INFORMATION SUPPLIED Block Start

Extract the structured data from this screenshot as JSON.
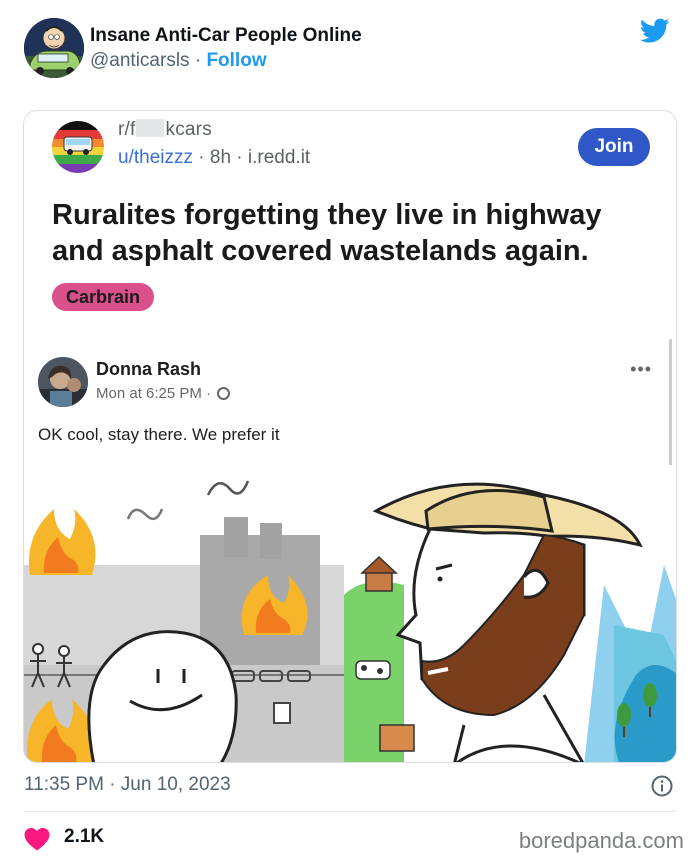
{
  "tweet": {
    "display_name": "Insane Anti-Car People Online",
    "handle": "@anticarsls",
    "separator": " · ",
    "follow_label": "Follow",
    "timestamp": "11:35 PM · Jun 10, 2023",
    "like_count": "2.1K",
    "icons": [
      "twitter-bird-icon",
      "info-icon",
      "heart-icon"
    ],
    "colors": {
      "accent": "#1d9bf0",
      "heart": "#f91880",
      "text": "#0f1419",
      "muted": "#536471"
    }
  },
  "reddit_post": {
    "subreddit_prefix": "r/",
    "subreddit_visible_start": "f",
    "subreddit_suffix": "kcars",
    "username": "u/theizzz",
    "age": "8h",
    "domain": "i.redd.it",
    "join_label": "Join",
    "title": "Ruralites forgetting they live in highway and asphalt covered wastelands again.",
    "flair": "Carbrain",
    "colors": {
      "join": "#2f57c7",
      "flair": "#d9508b",
      "user": "#3a6fd8"
    }
  },
  "facebook_post": {
    "author": "Donna Rash",
    "time": "Mon at 6:25 PM ·",
    "menu": "•••",
    "text": "OK cool, stay there. We prefer it"
  },
  "watermark": "boredpanda.com"
}
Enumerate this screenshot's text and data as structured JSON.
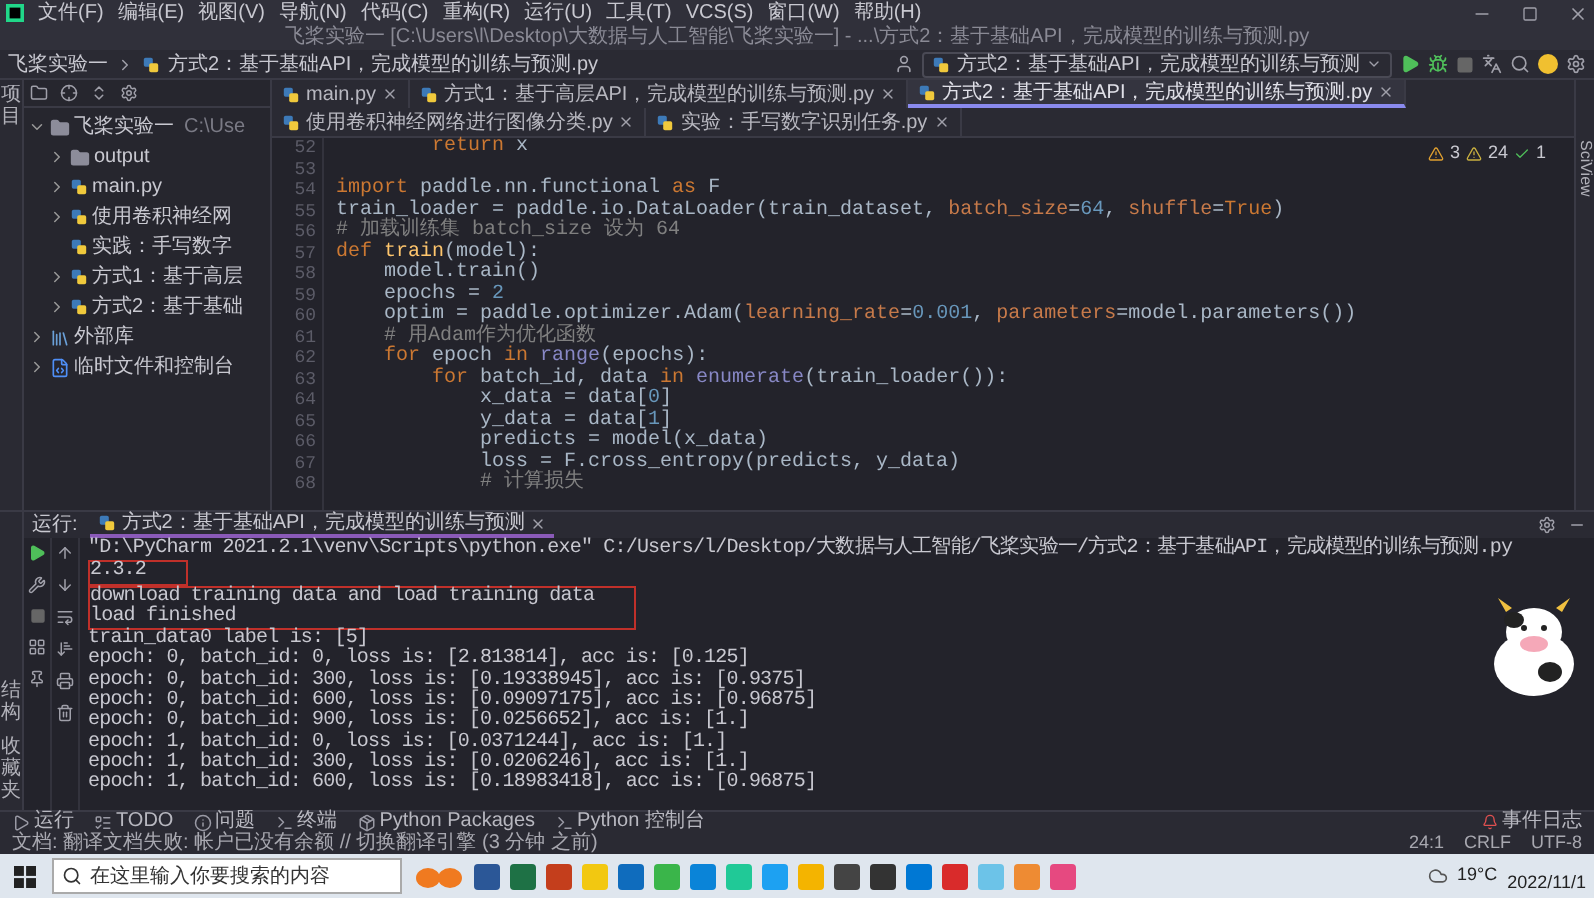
{
  "menu": [
    "文件(F)",
    "编辑(E)",
    "视图(V)",
    "导航(N)",
    "代码(C)",
    "重构(R)",
    "运行(U)",
    "工具(T)",
    "VCS(S)",
    "窗口(W)",
    "帮助(H)"
  ],
  "window": {
    "title": "飞桨实验一 [C:\\Users\\l\\Desktop\\大数据与人工智能\\飞桨实验一] - ...\\方式2：基于基础API，完成模型的训练与预测.py"
  },
  "breadcrumb": [
    "飞桨实验一",
    "方式2：基于基础API，完成模型的训练与预测.py"
  ],
  "run_config": "方式2：基于基础API，完成模型的训练与预测",
  "left_strip": {
    "top": [
      "项目"
    ],
    "bottom": [
      "结构",
      "收藏夹"
    ]
  },
  "right_strip": [
    "SciView"
  ],
  "project_tree": [
    {
      "label": "飞桨实验一",
      "path": "C:\\Use",
      "kind": "folder",
      "expanded": true,
      "children": [
        {
          "label": "output",
          "kind": "folder",
          "expanded": false
        },
        {
          "label": "main.py",
          "kind": "python",
          "expanded": false
        },
        {
          "label": "使用卷积神经网",
          "kind": "python",
          "expanded": false
        },
        {
          "label": "实践：手写数字",
          "kind": "python"
        },
        {
          "label": "方式1：基于高层",
          "kind": "python",
          "expanded": false
        },
        {
          "label": "方式2：基于基础",
          "kind": "python",
          "expanded": false
        }
      ]
    },
    {
      "label": "外部库",
      "kind": "library",
      "expanded": false
    },
    {
      "label": "临时文件和控制台",
      "kind": "scratch",
      "expanded": false
    }
  ],
  "editor_tabs": [
    {
      "label": "main.py",
      "selected": false
    },
    {
      "label": "方式1：基于高层API，完成模型的训练与预测.py",
      "selected": false
    },
    {
      "label": "方式2：基于基础API，完成模型的训练与预测.py",
      "selected": true
    },
    {
      "label": "使用卷积神经网络进行图像分类.py",
      "selected": false
    },
    {
      "label": "实验：手写数字识别任务.py",
      "selected": false
    }
  ],
  "inspections": {
    "warnings": "3",
    "weak_warnings": "24",
    "typos": "1"
  },
  "code": [
    {
      "number": "52",
      "tokens": [
        {
          "text": "        return",
          "kind": "keyword"
        },
        {
          "text": " x",
          "kind": "plain"
        }
      ]
    },
    {
      "number": "53"
    },
    {
      "number": "54",
      "tokens": [
        {
          "text": "import",
          "kind": "keyword"
        },
        {
          "text": " paddle.nn.functional ",
          "kind": "plain"
        },
        {
          "text": "as",
          "kind": "keyword"
        },
        {
          "text": " F",
          "kind": "plain"
        }
      ]
    },
    {
      "number": "55",
      "tokens": [
        {
          "text": "train_loader = paddle.io.DataLoader(train_dataset, ",
          "kind": "plain"
        },
        {
          "text": "batch_size",
          "kind": "param"
        },
        {
          "text": "=",
          "kind": "plain"
        },
        {
          "text": "64",
          "kind": "number"
        },
        {
          "text": ", ",
          "kind": "plain"
        },
        {
          "text": "shuffle",
          "kind": "param"
        },
        {
          "text": "=",
          "kind": "plain"
        },
        {
          "text": "True",
          "kind": "keyword"
        },
        {
          "text": ")",
          "kind": "plain"
        }
      ]
    },
    {
      "number": "56",
      "tokens": [
        {
          "text": "# 加载训练集 batch_size 设为 64",
          "kind": "comment"
        }
      ]
    },
    {
      "number": "57",
      "tokens": [
        {
          "text": "def ",
          "kind": "keyword"
        },
        {
          "text": "train",
          "kind": "function"
        },
        {
          "text": "(model):",
          "kind": "plain"
        }
      ]
    },
    {
      "number": "58",
      "tokens": [
        {
          "text": "    model.train()",
          "kind": "plain"
        }
      ]
    },
    {
      "number": "59",
      "tokens": [
        {
          "text": "    epochs = ",
          "kind": "plain"
        },
        {
          "text": "2",
          "kind": "number"
        }
      ]
    },
    {
      "number": "60",
      "tokens": [
        {
          "text": "    optim = paddle.optimizer.Adam(",
          "kind": "plain"
        },
        {
          "text": "learning_rate",
          "kind": "param"
        },
        {
          "text": "=",
          "kind": "plain"
        },
        {
          "text": "0.001",
          "kind": "number"
        },
        {
          "text": ", ",
          "kind": "plain"
        },
        {
          "text": "parameters",
          "kind": "param"
        },
        {
          "text": "=model.parameters())",
          "kind": "plain"
        }
      ]
    },
    {
      "number": "61",
      "tokens": [
        {
          "text": "    # 用Adam作为优化函数",
          "kind": "comment"
        }
      ]
    },
    {
      "number": "62",
      "tokens": [
        {
          "text": "    for",
          "kind": "keyword"
        },
        {
          "text": " epoch ",
          "kind": "plain"
        },
        {
          "text": "in",
          "kind": "keyword"
        },
        {
          "text": " range",
          "kind": "builtin"
        },
        {
          "text": "(epochs):",
          "kind": "plain"
        }
      ]
    },
    {
      "number": "63",
      "tokens": [
        {
          "text": "        for",
          "kind": "keyword"
        },
        {
          "text": " batch_id, data ",
          "kind": "plain"
        },
        {
          "text": "in",
          "kind": "keyword"
        },
        {
          "text": " enumerate",
          "kind": "builtin"
        },
        {
          "text": "(train_loader()):",
          "kind": "plain"
        }
      ]
    },
    {
      "number": "64",
      "tokens": [
        {
          "text": "            x_data = data[",
          "kind": "plain"
        },
        {
          "text": "0",
          "kind": "number"
        },
        {
          "text": "]",
          "kind": "plain"
        }
      ]
    },
    {
      "number": "65",
      "tokens": [
        {
          "text": "            y_data = data[",
          "kind": "plain"
        },
        {
          "text": "1",
          "kind": "number"
        },
        {
          "text": "]",
          "kind": "plain"
        }
      ]
    },
    {
      "number": "66",
      "tokens": [
        {
          "text": "            predicts = model(x_data)",
          "kind": "plain"
        }
      ]
    },
    {
      "number": "67",
      "tokens": [
        {
          "text": "            loss = F.cross_entropy(predicts, y_data)",
          "kind": "plain"
        }
      ]
    },
    {
      "number": "68",
      "tokens": [
        {
          "text": "            # 计算损失",
          "kind": "comment"
        }
      ]
    }
  ],
  "run_panel": {
    "label": "运行:",
    "tab": "方式2：基于基础API，完成模型的训练与预测"
  },
  "console": [
    {
      "boxed": false,
      "lines": [
        "\"D:\\PyCharm 2021.2.1\\venv\\Scripts\\python.exe\" C:/Users/l/Desktop/大数据与人工智能/飞桨实验一/方式2：基于基础API，完成模型的训练与预测.py"
      ]
    },
    {
      "boxed": true,
      "lines": [
        "2.3.2"
      ]
    },
    {
      "boxed": true,
      "lines": [
        "download training data and load training data",
        "load finished"
      ]
    },
    {
      "boxed": false,
      "lines": [
        "train_data0 label is: [5]",
        "epoch: 0, batch_id: 0, loss is: [2.813814], acc is: [0.125]",
        "epoch: 0, batch_id: 300, loss is: [0.19338945], acc is: [0.9375]",
        "epoch: 0, batch_id: 600, loss is: [0.09097175], acc is: [0.96875]",
        "epoch: 0, batch_id: 900, loss is: [0.0256652], acc is: [1.]",
        "epoch: 1, batch_id: 0, loss is: [0.0371244], acc is: [1.]",
        "epoch: 1, batch_id: 300, loss is: [0.0206246], acc is: [1.]",
        "epoch: 1, batch_id: 600, loss is: [0.18983418], acc is: [0.96875]"
      ]
    }
  ],
  "tool_tabs": [
    {
      "label": "运行",
      "kind": "run"
    },
    {
      "label": "TODO",
      "kind": "todo"
    },
    {
      "label": "问题",
      "kind": "problems"
    },
    {
      "label": "终端",
      "kind": "terminal"
    },
    {
      "label": "Python Packages",
      "kind": "packages"
    },
    {
      "label": "Python 控制台",
      "kind": "console"
    }
  ],
  "event_log": "事件日志",
  "status_bar": {
    "message": "文档: 翻译文档失败: 帐户已没有余额 // 切换翻译引擎 (3 分钟 之前)",
    "items": [
      "24:1",
      "CRLF",
      "UTF-8"
    ]
  },
  "taskbar": {
    "search_placeholder": "在这里输入你要搜索的内容",
    "weather": "19°C",
    "date": "2022/11/1"
  }
}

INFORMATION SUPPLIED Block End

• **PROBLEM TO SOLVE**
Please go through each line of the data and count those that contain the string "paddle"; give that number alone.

• **SOLUTION BELOW**
3